It’s an attitude that’s already taken him on quite a journey.
Brown is an Army veteran, who joined the Service out of high school and was deployed to Afghanistan for 14 months from 2005-2007 before returning home to enroll at Temple in 2007. He joined the Owls’ football team in 2008 and was a team captain by 2009.
This past year, Brown made his professional football debut as a defensive lineman for the Philadelphia Soul in 2013. On display in 10 games as a rookie, Brown’s short bursts of power and explosive maneuvers, compounded with his cut-up physique and charismatic personality caught the attention of not just his opponents, but also the eyes of sports entertainment industry. Following ArenaBowl XXVI – an event that saw five former professional wrestling stars in attendance, including Kevin Nash, Tommy Dreamer, Ken Shamrock, Marc Mero and Dale Torborg – Brown was offered a developmental contract with World Wrestling Entertainment.
“It was a great opportunity,” Brown said. “I went to a couple matches in Philadelphia,” Brown said. “It gave me a nice adrenaline rush like I get on the field. They flew me down for a workout in Tampa and said they were interested in signing a developmental deal. After the championship game with the Soul, I came back down to Orlando.”
A fan since childhood, Brown officially began his professional wrestling career last week at the newly opened WWE Performance Center in Orlando. The state-of-the-art facility, which opened its doors in July, is intended to develop talent in every facet of the industry, from physicality to psychology.
“I’m learning the small things first – how to hit the ropes, how to fall, how to take a hit, how to hit people and how to tell a story in the ring,” Brown said.
Once Brown has mastered his technique between the ropes, the 6-foot-5, 255-pounder will work on developing his wrestling persona.
“I want to play more of an arrogant role,” Brown said. “As a football player, you have that mentality that no one can touch you.”
Not surprisingly, Brown is hardly the first former football player to make the switch from “sports” to “sports entertainment”.
Dwayne “The Rock” Johnson made the transition from the gridiron to the squared circle look easy in the mid-1990s. Before him, Ron Simmons, a former two-time All-American defensive tackle at Florida State, and Ernie “Big Cat” Ladd, a standout lineman with the San Diego Chargers, Houston Oilers and Kansas City Chiefs of the “other” AFL – the American Football League – made the leap, as have dozens more talented players over the years.
Of course, a post-playing career in pro wrestling is nothing new to Arena Football League talents either.
“It’s a totally different sport, but the high-paced game of Arena Football got me prepared as far as being in shape,” Brown said.

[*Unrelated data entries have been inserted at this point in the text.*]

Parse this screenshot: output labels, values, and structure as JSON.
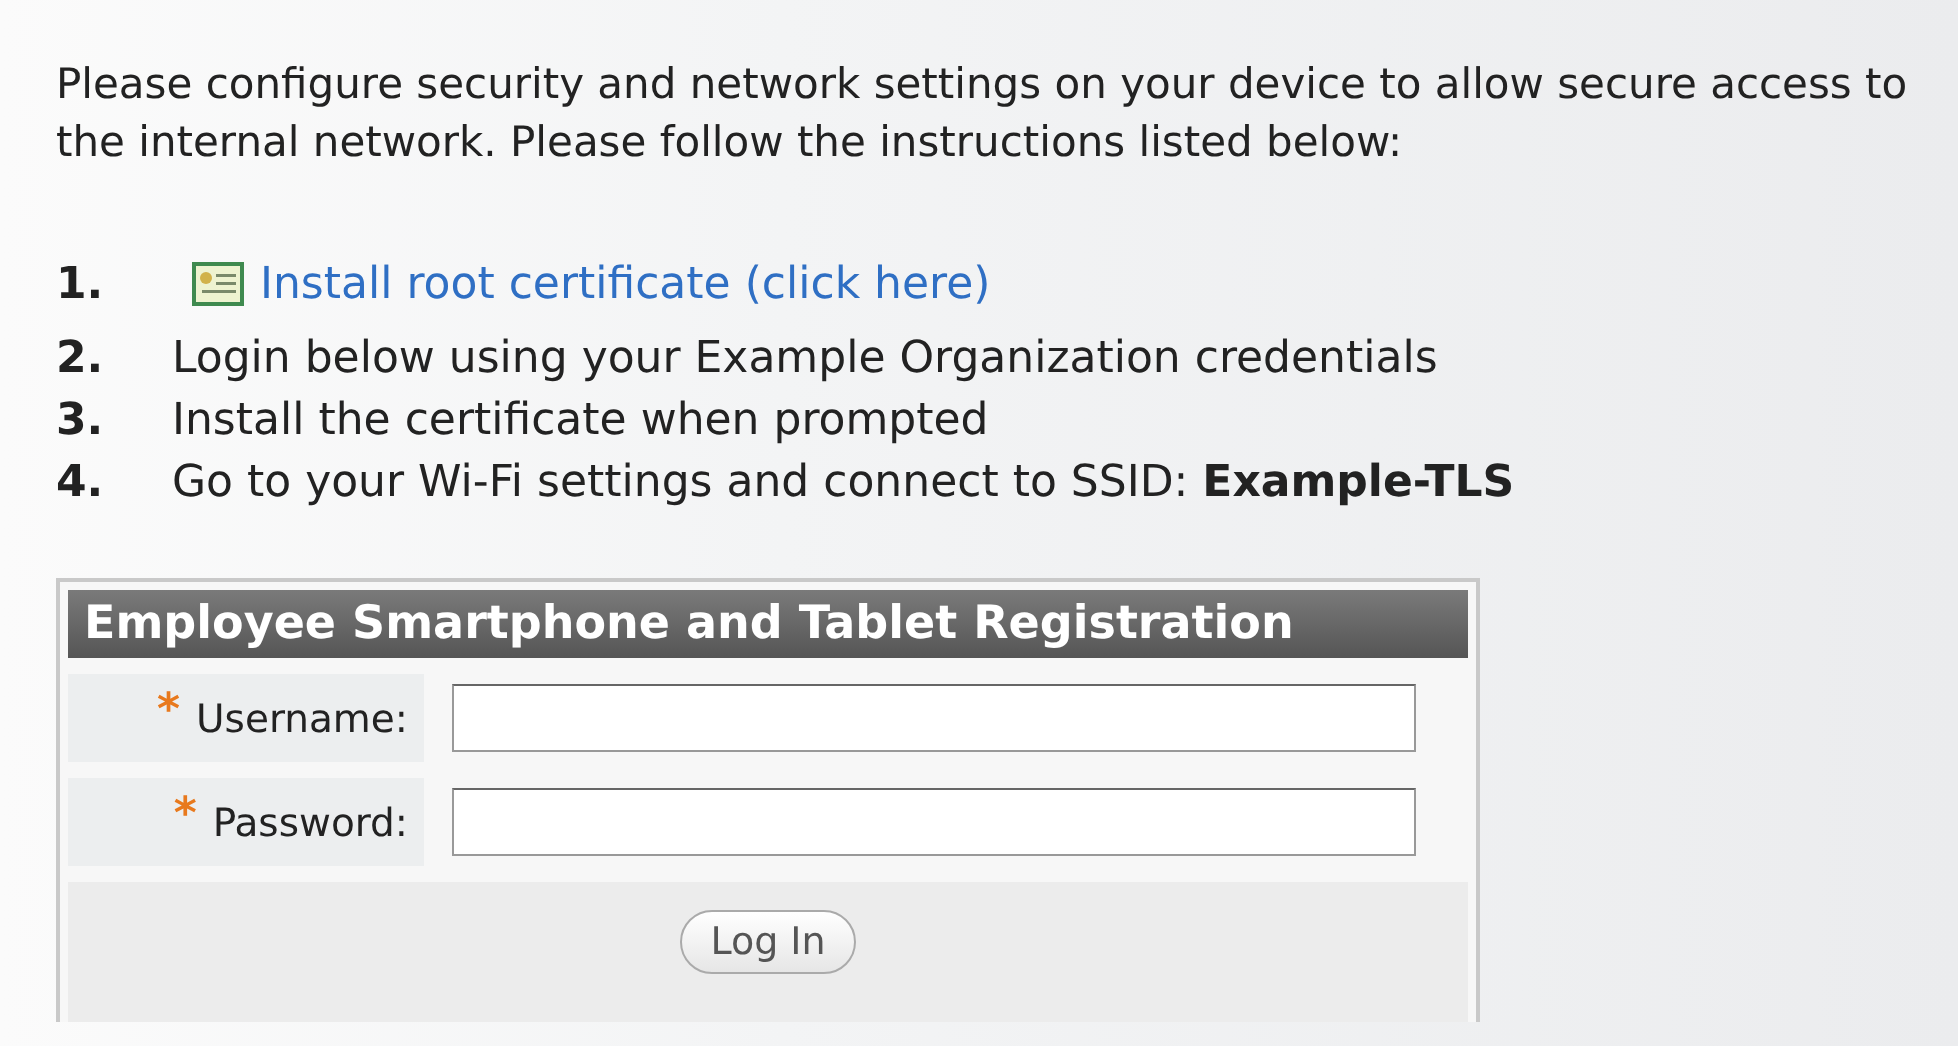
{
  "intro": "Please configure security and network settings on your device to allow secure access to the internal network. Please follow the instructions listed below:",
  "steps": [
    {
      "number": "1.",
      "kind": "link",
      "text": "Install root certificate (click here)"
    },
    {
      "number": "2.",
      "kind": "text",
      "text": "Login below using your Example Organization credentials"
    },
    {
      "number": "3.",
      "kind": "text",
      "text": "Install the certificate when prompted"
    },
    {
      "number": "4.",
      "kind": "text",
      "text": "Go to your Wi-Fi settings and connect to SSID: **Example-TLS**"
    }
  ],
  "form": {
    "title": "Employee Smartphone and Tablet Registration",
    "fields": [
      {
        "required_mark": "*",
        "label": "Username:"
      },
      {
        "required_mark": "*",
        "label": "Password:"
      }
    ],
    "button": "Log In"
  }
}
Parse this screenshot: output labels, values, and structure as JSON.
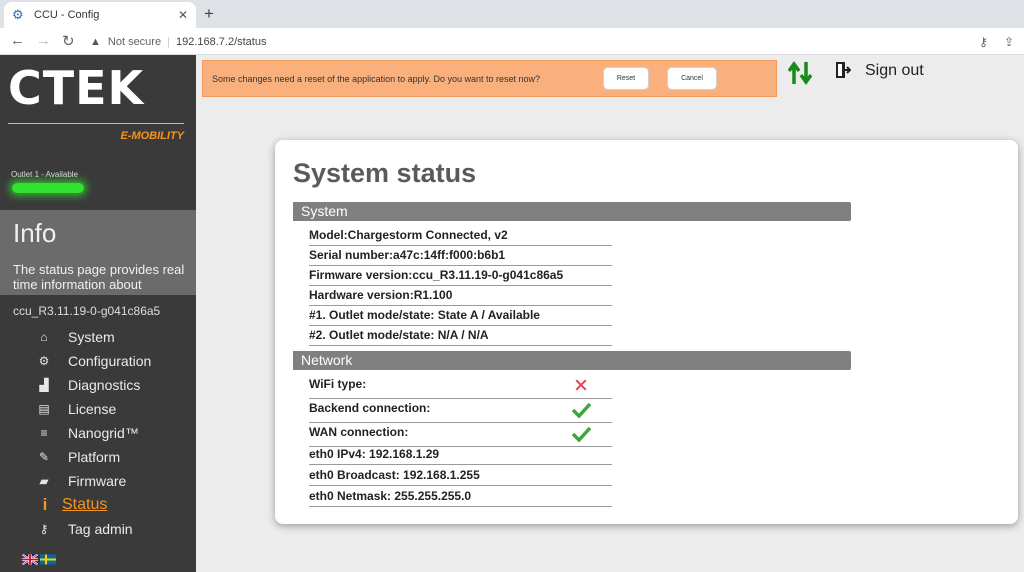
{
  "browser": {
    "tab_title": "CCU - Config",
    "security_label": "Not secure",
    "url": "192.168.7.2/status"
  },
  "sidebar": {
    "logo_text": "CTEK",
    "logo_subtext": "E-MOBILITY",
    "outlet_status": "Outlet 1 - Available",
    "outlet_bar_color": "#2ee22e",
    "info_title": "Info",
    "info_description": "The status page provides real time information about",
    "version": "ccu_R3.11.19-0-g041c86a5",
    "menu": [
      {
        "label": "System",
        "icon": "home-icon",
        "glyph": "⌂"
      },
      {
        "label": "Configuration",
        "icon": "gear-icon",
        "glyph": "⚙"
      },
      {
        "label": "Diagnostics",
        "icon": "bar-chart-icon",
        "glyph": "▟"
      },
      {
        "label": "License",
        "icon": "license-icon",
        "glyph": "▤"
      },
      {
        "label": "Nanogrid™",
        "icon": "sliders-icon",
        "glyph": "≡"
      },
      {
        "label": "Platform",
        "icon": "wrench-icon",
        "glyph": "✎"
      },
      {
        "label": "Firmware",
        "icon": "folder-icon",
        "glyph": "▰"
      },
      {
        "label": "Status",
        "icon": "info-icon",
        "glyph": "i"
      },
      {
        "label": "Tag admin",
        "icon": "key-icon",
        "glyph": "⚷"
      }
    ],
    "active_index": 7,
    "accent_color": "#f7941d"
  },
  "notice": {
    "message": "Some changes need a reset of the application to apply. Do you want to reset now?",
    "reset_label": "Reset",
    "cancel_label": "Cancel",
    "background_color": "#f9b07c"
  },
  "header": {
    "signout_label": "Sign out"
  },
  "main": {
    "title": "System status",
    "system_section": "System",
    "system_rows": [
      "Model:Chargestorm Connected, v2",
      "Serial number:a47c:14ff:f000:b6b1",
      "Firmware version:ccu_R3.11.19-0-g041c86a5",
      "Hardware version:R1.100",
      "#1. Outlet mode/state: State A / Available",
      "#2. Outlet mode/state: N/A / N/A"
    ],
    "network_section": "Network",
    "network_rows": [
      {
        "label": "WiFi type:",
        "status": "fail"
      },
      {
        "label": "Backend connection:",
        "status": "ok"
      },
      {
        "label": "WAN connection:",
        "status": "ok"
      },
      {
        "label": "eth0 IPv4: 192.168.1.29"
      },
      {
        "label": "eth0 Broadcast: 192.168.1.255"
      },
      {
        "label": "eth0 Netmask: 255.255.255.0"
      }
    ],
    "ok_color": "#3aa93a",
    "fail_color": "#e0474c"
  }
}
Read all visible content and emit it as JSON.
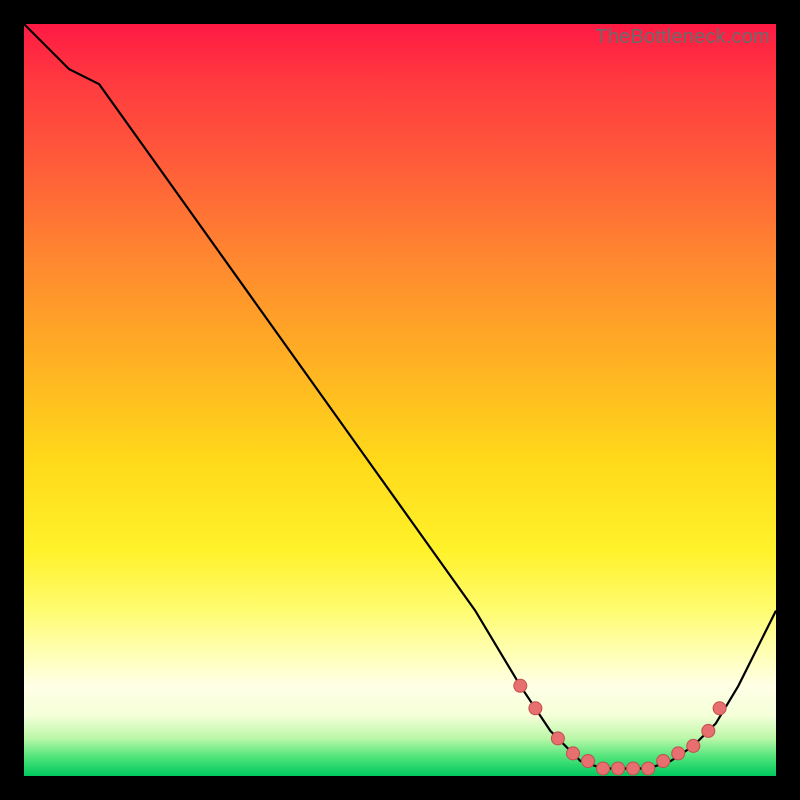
{
  "watermark": "TheBottleneck.com",
  "colors": {
    "curve_stroke": "#000000",
    "marker_fill": "#e86f6f",
    "marker_stroke": "#c24f4f"
  },
  "chart_data": {
    "type": "line",
    "title": "",
    "xlabel": "",
    "ylabel": "",
    "xlim": [
      0,
      100
    ],
    "ylim": [
      0,
      100
    ],
    "grid": false,
    "legend": false,
    "series": [
      {
        "name": "bottleneck-curve",
        "x": [
          0,
          6,
          10,
          20,
          30,
          40,
          50,
          60,
          66,
          70,
          74,
          77,
          80,
          83,
          86,
          89,
          92,
          95,
          100
        ],
        "values": [
          100,
          94,
          92,
          78,
          64,
          50,
          36,
          22,
          12,
          6,
          2,
          1,
          1,
          1,
          2,
          4,
          7,
          12,
          22
        ]
      }
    ],
    "markers": {
      "name": "highlight-dots",
      "x": [
        66,
        68,
        71,
        73,
        75,
        77,
        79,
        81,
        83,
        85,
        87,
        89,
        91,
        92.5
      ],
      "values": [
        12,
        9,
        5,
        3,
        2,
        1,
        1,
        1,
        1,
        2,
        3,
        4,
        6,
        9
      ]
    }
  }
}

That statement held true as well for Rich Young, who was the first AFL standout to make a splash by trading in his helmet and turf shoes for spandex and ring boots. The former Colorado Crush fullback and linebacker joined the WWE as a developmental prospect in 2006 after five seasons in the AFL. Two years later, he made his television debut as “Ricky Ortiz” on the company’s ECW brand.
More recently, the artist formerly known as Thaddeus Bullard has come to achieve a good deal of success in the world of sports entertainment as the WWE’s “Titus O’Neil”. Bullard also played five seasons in the AFL as a defensive lineman for the Utah Blaze, Tampa Bay Storm, Las Vegas Gladiators and Carolina Cobras. Bullard signed his developmental deal in 2009 and debuted on WWE television as Titus O’Neil two years later.
As the WWE’s newest project, Brown figures to follow a similar timeline, but says he is excited to tackle the next challenge.
“Once you get older, you don’t always have time to do all the things you want to do,” Brown said. “While you’re young, you should take advantage of your opportunities.”
Bright lights in a ruckus arena… passionate fans cheering on their favorite stars… exciting action with a flair of showmanship… perhaps the worlds of Arena Football and professional wrestling aren’t too far apart after all.